A spokesman at Baragwanath hospital referred a request for comment to the provincial health department. A spokeswoman for the department said tents have been set up for patients awaiting their test results and to isolate those with mild symptoms in an effort to decongest hospitals. She also said that the province had sufficient supplies of protective equipment and would contact Baragwanath management to ensure the hospital had what it needed.

Mr. Ramaphosa’s government now has to flatten the infection curve while trying to contain further damage to an economy that was in recession and battling a 30% unemployment rate before the pandemic reached its borders.

The lockdown—which banned outside exercise and the sale of nonessential goods, including alcohol and cigarettes—has taken a huge economic toll. Retail sales plunged by 50% in April, according to figures released this week. The central bank has said that gross domestic product collapsed by an annualized 33% between April and June. For the full year, the bank expects the economy to shrink by 7.3%, the largest contraction since the end of apartheid in 1994.

A recent survey by the Southern Africa Labour and Development Research Unit, a group of academics, found that more than a quarter of workers lost their income in April, while nearly half of households ran out of money to buy food.

In June, Mr. Ramaphosa opened up large parts of the economy even though infections were rising, especially in poor areas where living conditions make social distancing impossible. Hairdressers, beauty salons and restaurants were allowed to reopen—including indoor dining—as were cinemas and theaters, albeit with capacity limitations.

Since then, Mr. Ramaphosa has been forced to again tighten some regulations. Earlier this month, with alcohol-related trauma patients taking up hospital beds, he reimposed a ban on alcohol sales. The four-week school closure, was announced after several thousand students and teachers were found to have the virus. In Gauteng province alone, more than 3,000 students, teachers and support staff tested positive and 12 teachers have died of Covid-19.

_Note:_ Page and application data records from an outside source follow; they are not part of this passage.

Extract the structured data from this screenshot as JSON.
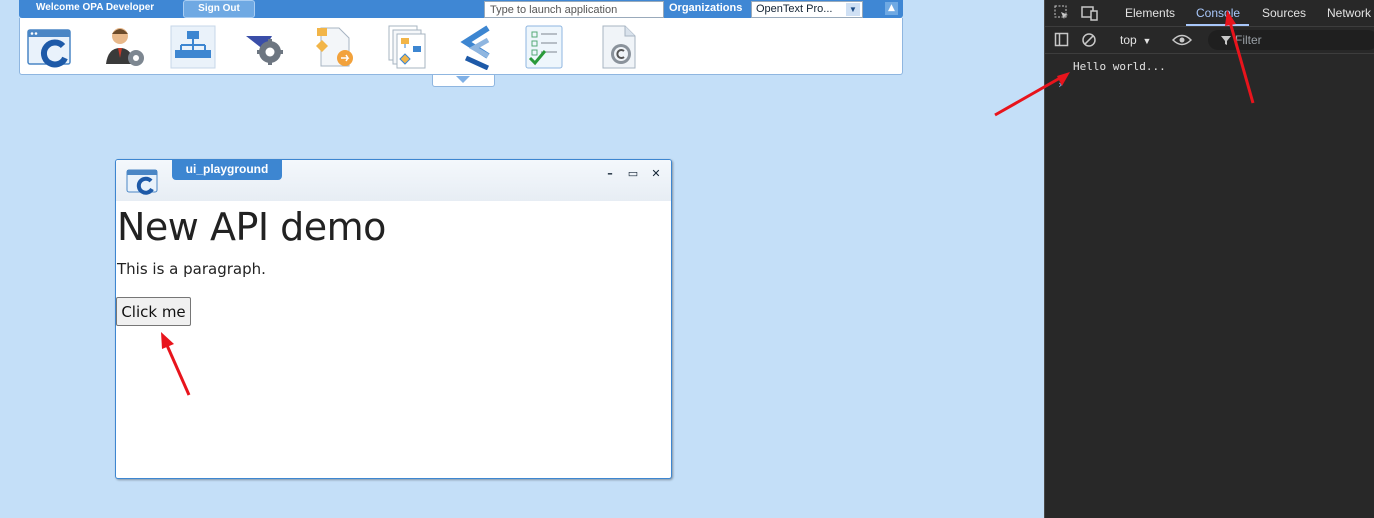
{
  "topbar": {
    "welcome": "Welcome OPA Developer",
    "signout_label": "Sign Out",
    "launch_placeholder": "Type to launch application",
    "org_label": "Organizations",
    "org_value": "OpenText Pro..."
  },
  "app_icons": [
    {
      "name": "app-window-icon"
    },
    {
      "name": "user-admin-icon"
    },
    {
      "name": "org-chart-icon"
    },
    {
      "name": "settings-gear-icon"
    },
    {
      "name": "process-flow-icon"
    },
    {
      "name": "workflow-pages-icon"
    },
    {
      "name": "chevron-stack-icon"
    },
    {
      "name": "task-checklist-icon"
    },
    {
      "name": "copyright-document-icon"
    }
  ],
  "window": {
    "tab_title": "ui_playground",
    "heading": "New API demo",
    "paragraph": "This is a paragraph.",
    "button_label": "Click me"
  },
  "devtools": {
    "tabs": [
      "Elements",
      "Console",
      "Sources",
      "Network"
    ],
    "active_tab": "Console",
    "context": "top",
    "filter_placeholder": "Filter",
    "console_output": "Hello world...",
    "accent_color": "#a8c7fa"
  },
  "annotation_color": "#e8141c"
}
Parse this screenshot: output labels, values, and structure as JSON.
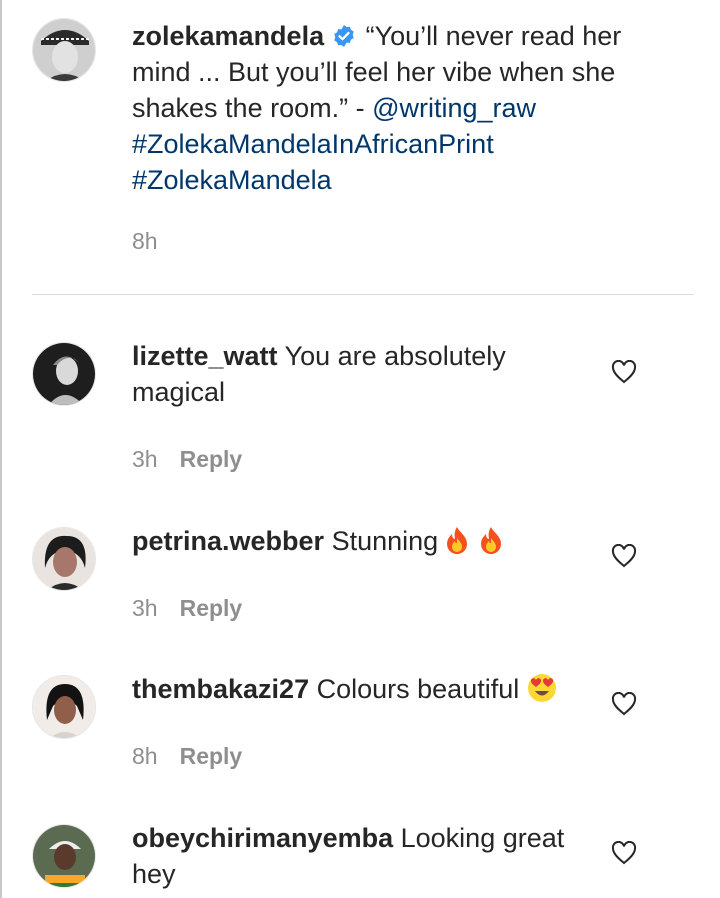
{
  "caption": {
    "username": "zolekamandela",
    "quote": "“You’ll never read her mind ... But you’ll feel her vibe when she shakes the room.” - ",
    "mention": "@writing_raw",
    "hashtags": [
      "#ZolekaMandelaInAfricanPrint",
      "#ZolekaMandela"
    ],
    "time": "8h"
  },
  "comments": [
    {
      "username": "lizette_watt",
      "text": "You are absolutely magical",
      "time": "3h",
      "reply_label": "Reply",
      "emojis": []
    },
    {
      "username": "petrina.webber",
      "text": "Stunning",
      "time": "3h",
      "reply_label": "Reply",
      "emojis": [
        "fire-emoji",
        "fire-emoji"
      ]
    },
    {
      "username": "thembakazi27",
      "text": "Colours beautiful",
      "time": "8h",
      "reply_label": "Reply",
      "emojis": [
        "heart-eyes-emoji"
      ]
    },
    {
      "username": "obeychirimanyemba",
      "text": "Looking great hey",
      "emojis": []
    }
  ],
  "colors": {
    "link": "#00376b",
    "verified": "#3897f0",
    "secondary_text": "#8e8e8e",
    "primary_text": "#262626"
  }
}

Amid the human suffering, several high-profile cases of alleged theft of funds earmarked for medical supplies, food parcels and unemployment benefits have made headlines. South Africans, accustomed to stories of official corruption during the scandal-hit presidency of Mr. Ramaphosa’s predecessor Jacob Zuma, have been joking darkly about “Covidpreneurs.” Mr. Ramaphosa said at least 36 cases of alleged fraud linked to Covid-19 funds are being investigated.

Malcom Moyo, a 32-year-old father of three, said his family had no savings to fall back on when he lost his job as a waiter at the end of March. “I felt helpless because I needed food and winter clothes for my girls,” he said. He said he’s going back to work next week—at reduced hours.